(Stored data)

════════════════

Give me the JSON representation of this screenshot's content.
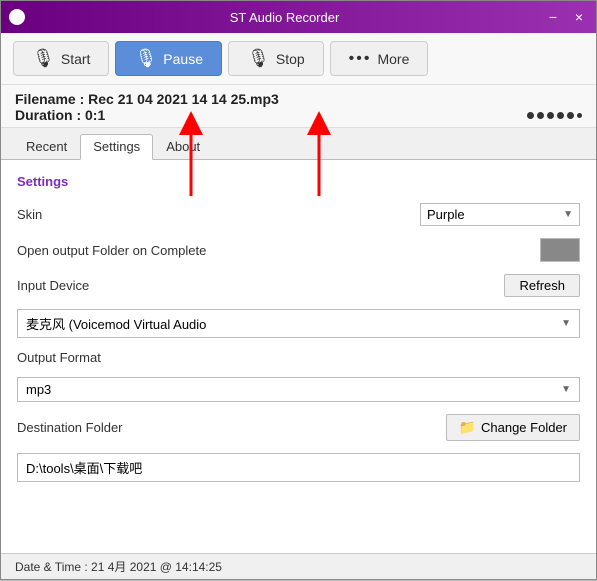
{
  "titleBar": {
    "icon": "app-icon",
    "title": "ST Audio Recorder",
    "minimize": "−",
    "close": "×"
  },
  "toolbar": {
    "startLabel": "Start",
    "pauseLabel": "Pause",
    "stopLabel": "Stop",
    "moreLabel": "More"
  },
  "infoBar": {
    "filename": "Filename : Rec 21 04 2021 14 14 25.mp3",
    "duration": "Duration : 0:1"
  },
  "tabs": [
    {
      "id": "recent",
      "label": "Recent"
    },
    {
      "id": "settings",
      "label": "Settings",
      "active": true
    },
    {
      "id": "about",
      "label": "About"
    }
  ],
  "settings": {
    "sectionTitle": "Settings",
    "skinLabel": "Skin",
    "skinValue": "Purple",
    "openFolderLabel": "Open output Folder on Complete",
    "inputDeviceLabel": "Input Device",
    "refreshLabel": "Refresh",
    "inputDeviceValue": "麦克风 (Voicemod Virtual Audio",
    "outputFormatLabel": "Output Format",
    "outputFormatValue": "mp3",
    "destinationFolderLabel": "Destination Folder",
    "changeFolderLabel": "Change Folder",
    "destinationFolderValue": "D:\\tools\\桌面\\下载吧"
  },
  "statusBar": {
    "text": "Date & Time : 21 4月 2021 @ 14:14:25"
  }
}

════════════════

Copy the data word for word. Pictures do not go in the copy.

=== ANSWER SPACE ===
Give me the JSON representation of this screenshot's content.
{
  "titleBar": {
    "icon": "app-icon",
    "title": "ST Audio Recorder",
    "minimize": "−",
    "close": "×"
  },
  "toolbar": {
    "startLabel": "Start",
    "pauseLabel": "Pause",
    "stopLabel": "Stop",
    "moreLabel": "More"
  },
  "infoBar": {
    "filename": "Filename : Rec 21 04 2021 14 14 25.mp3",
    "duration": "Duration : 0:1"
  },
  "tabs": [
    {
      "id": "recent",
      "label": "Recent"
    },
    {
      "id": "settings",
      "label": "Settings",
      "active": true
    },
    {
      "id": "about",
      "label": "About"
    }
  ],
  "settings": {
    "sectionTitle": "Settings",
    "skinLabel": "Skin",
    "skinValue": "Purple",
    "openFolderLabel": "Open output Folder on Complete",
    "inputDeviceLabel": "Input Device",
    "refreshLabel": "Refresh",
    "inputDeviceValue": "麦克风 (Voicemod Virtual Audio",
    "outputFormatLabel": "Output Format",
    "outputFormatValue": "mp3",
    "destinationFolderLabel": "Destination Folder",
    "changeFolderLabel": "Change Folder",
    "destinationFolderValue": "D:\\tools\\桌面\\下载吧"
  },
  "statusBar": {
    "text": "Date & Time : 21 4月 2021 @ 14:14:25"
  }
}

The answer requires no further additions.